Speaking to a crowd of more than 700 on Friday, Secretary of Energy Steven Chu urged researchers to confront what he called "the energy challenge."

"For the first time in history, science has shown humans altering the destiny of our planet in a meaningful way," he said. "We have to try to enlist some of the very best intellectual horsepower to deal with this."

In a wide-ranging speech that touched on worldwide emissions, climbing global temperatures, changing precipitation patterns, increasing atmospheric carbon dioxide concentrations and the rising sea level, Chu demonstrated how the energy challenge cuts across many areas and is intensely tied to our economic prosperity.

"But there's reason for hope," he said. "Scientists by their very nature have to be very optimistic... We can fix this."

A crowd of more than 700 assembled on the main lawn to hear Secretary Chu's speech. (Photo by Brad Plummer.)

Pointing to historical examples of research easing global problems—including the invention of artificial fertilizer, which helped set off the so-called "green revolution"—Chu expressed his belief that science research would again come to the world's aid.

"It was scientific discoveries that enabled the world to feed itself," Chu said. Now, he continued, scientific discoveries can increase energy efficiency and develop improved means of generating clean energy.

"There are lots of really exciting things that people at SLAC can think about," he said. "Research can spur incredible intellectual achievement. And in the field of energy, I think we can do some really great science. A physicist or applied mathematician can really start to drool at these problems."

Chu, who received the 1997 Nobel Prize in Physics for his work in cooling and trapping atoms with laser light, is a former chair of the Stanford University physics department. Prior to becoming Secretary of Energy, he was a professor of physics and molecular and cellular biology at the University of California, Berkeley, and the director of Lawrence Berkeley National Laboratory.

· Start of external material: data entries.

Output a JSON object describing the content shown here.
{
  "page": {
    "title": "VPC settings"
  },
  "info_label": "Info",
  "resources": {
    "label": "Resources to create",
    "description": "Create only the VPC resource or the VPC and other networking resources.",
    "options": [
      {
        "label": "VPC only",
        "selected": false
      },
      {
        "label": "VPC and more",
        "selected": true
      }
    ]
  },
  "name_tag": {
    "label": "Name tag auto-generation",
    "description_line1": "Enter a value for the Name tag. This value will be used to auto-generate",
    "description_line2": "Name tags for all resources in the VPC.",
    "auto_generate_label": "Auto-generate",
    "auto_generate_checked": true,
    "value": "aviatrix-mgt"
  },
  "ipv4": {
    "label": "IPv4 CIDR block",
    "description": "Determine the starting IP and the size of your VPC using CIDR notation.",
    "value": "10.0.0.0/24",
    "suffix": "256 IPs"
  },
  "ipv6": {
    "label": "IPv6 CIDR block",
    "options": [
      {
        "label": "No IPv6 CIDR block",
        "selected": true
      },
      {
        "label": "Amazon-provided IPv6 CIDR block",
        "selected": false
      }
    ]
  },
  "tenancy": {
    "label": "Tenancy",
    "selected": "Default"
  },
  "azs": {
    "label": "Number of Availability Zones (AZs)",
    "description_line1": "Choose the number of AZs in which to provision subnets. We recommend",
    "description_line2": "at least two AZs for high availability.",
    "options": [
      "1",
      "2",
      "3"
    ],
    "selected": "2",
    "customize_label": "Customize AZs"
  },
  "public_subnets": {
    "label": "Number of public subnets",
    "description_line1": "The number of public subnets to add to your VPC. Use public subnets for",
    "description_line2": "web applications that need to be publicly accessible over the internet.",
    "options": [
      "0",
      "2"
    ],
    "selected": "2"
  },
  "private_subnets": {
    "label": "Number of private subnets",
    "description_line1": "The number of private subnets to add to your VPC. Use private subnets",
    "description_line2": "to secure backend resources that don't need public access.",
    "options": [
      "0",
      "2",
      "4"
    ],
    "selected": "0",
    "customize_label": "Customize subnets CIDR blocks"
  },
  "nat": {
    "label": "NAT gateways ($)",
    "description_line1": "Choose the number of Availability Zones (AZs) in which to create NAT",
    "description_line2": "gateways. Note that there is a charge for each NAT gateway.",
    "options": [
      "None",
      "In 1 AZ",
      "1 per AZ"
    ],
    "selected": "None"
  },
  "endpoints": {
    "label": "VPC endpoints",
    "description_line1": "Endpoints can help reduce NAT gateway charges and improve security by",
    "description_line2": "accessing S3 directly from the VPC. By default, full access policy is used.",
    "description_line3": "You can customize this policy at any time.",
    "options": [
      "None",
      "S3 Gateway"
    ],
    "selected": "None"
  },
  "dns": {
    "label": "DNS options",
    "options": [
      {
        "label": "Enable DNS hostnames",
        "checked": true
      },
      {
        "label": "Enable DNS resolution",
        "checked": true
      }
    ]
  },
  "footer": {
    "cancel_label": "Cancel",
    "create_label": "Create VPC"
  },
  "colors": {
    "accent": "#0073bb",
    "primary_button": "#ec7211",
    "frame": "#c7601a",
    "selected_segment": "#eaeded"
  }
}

See streaming video of Secretary Chu's full speech here.

—Kelen Tuttle
SLAC Today, June 29, 2009